For a long time, Estevan’s prospects have been tied to the success of coal mining and the continuation of burning coal to produce power.

For a long time, Estevan’s prospects have been tied to the success of coal mining and the continuation of burning coal to produce power.

Coal and coal power in the area account for about 1,000 jobs, a huge percentage for a small city of only 13,000 people. Throughout the construction of the carbon capture project at Boundary Dam Power Station, hundreds of other temporary jobs came to the city, an influx that meant great things for business while adding stress to local infrastructure, and further stress on the social fabric of the community.

Housing continues to catch up to the city’s true needs, while infrastructure upgrades are slowly catching up to the population and job growth Estevan has experienced in the last several years.

“It has been a great thing for the city all the way through,” said Mayor Roy Ludwig. “Through the building stage, you couldn’t get much housing if you tried in Estevan. That was a challenge, but it was a challenge for the right reasons.

“We absolutely felt the impact when construction was at its peak, but now that the construction is over, and now there is a bit of a lull – though I’m sure it won’t last – we’re taking this time for a breather to re-assess and get everything ready for when it gets busier again in the oilfield,” added the mayor.

During an interview inside the personal protective equipment tent at the site of the grand opening of the project last Thursday, Ludwig noted his appreciation of how so many in Estevan handled the influx of people. The completed project, he said, was the reward for that.

“We’ve got an operating clean-coal plant that is the envy of the world, and we’re very happy today to see all of these different countries represented and taking back, hopefully, some of this knowledge that they can make coal a viable resource again for power production.”

About 22 countries were represented at the project’s grand opening, as well as at a two-day carbon capture symposium held in Regina in the days leading up to the opening. However, it’s still uncertain if companies in any other country will use the Estevan project as a model for capturing carbon dioxide and other harmful pollutants.

Still, the Estevan project is being considered a success as it started capturing carbon dioxide the minute the system was turned on. Ludwig said that means the potential, and perhaps even the expectation, that further projects will follow Boundary Dam Unit 3 with BD4, BD5 and BD6.

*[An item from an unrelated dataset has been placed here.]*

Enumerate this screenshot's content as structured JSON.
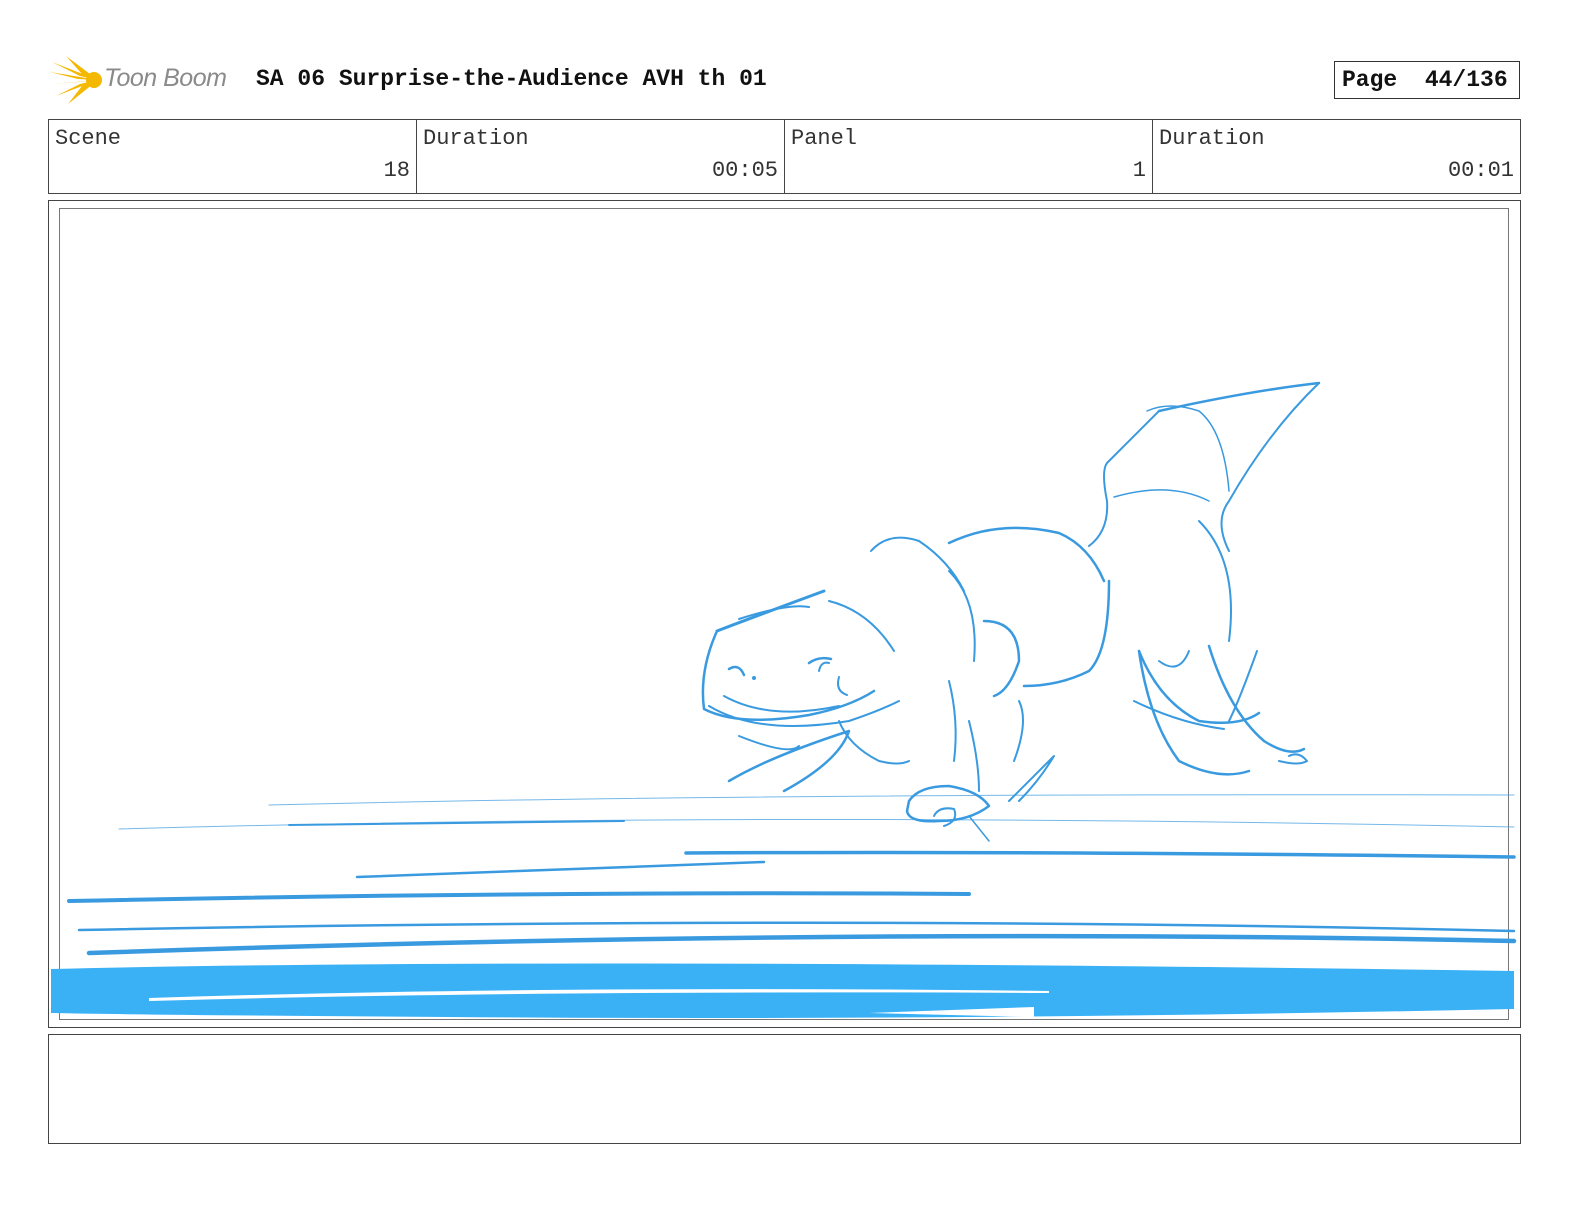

“This means, with this successful technology, that we can look forward to units four, five and six being refurbished, and as far as employment at SPC and the coal mines staying static and not in slow decline, as we were expecting the way it was before this new plant came to be,” said Ludwig, who has worked for years in the coal mining industry around Estevan.

“For a long time coal was seen as a twilight industry. Ontario got out of it completely and said they will not burn any more coal. We were shipping a lot of coal to Ontario and we were hurt by that,” added Ludwig. “It’s nice to see now, through the technologies that have been developed and the foresight that our provincial and federal governments came to the table with, it has just been a great, great thing, not only to our community but also to the whole coal industry.”

With how closely tied the futures of both coal and Estevan are, what benefits one, naturally benefits the other.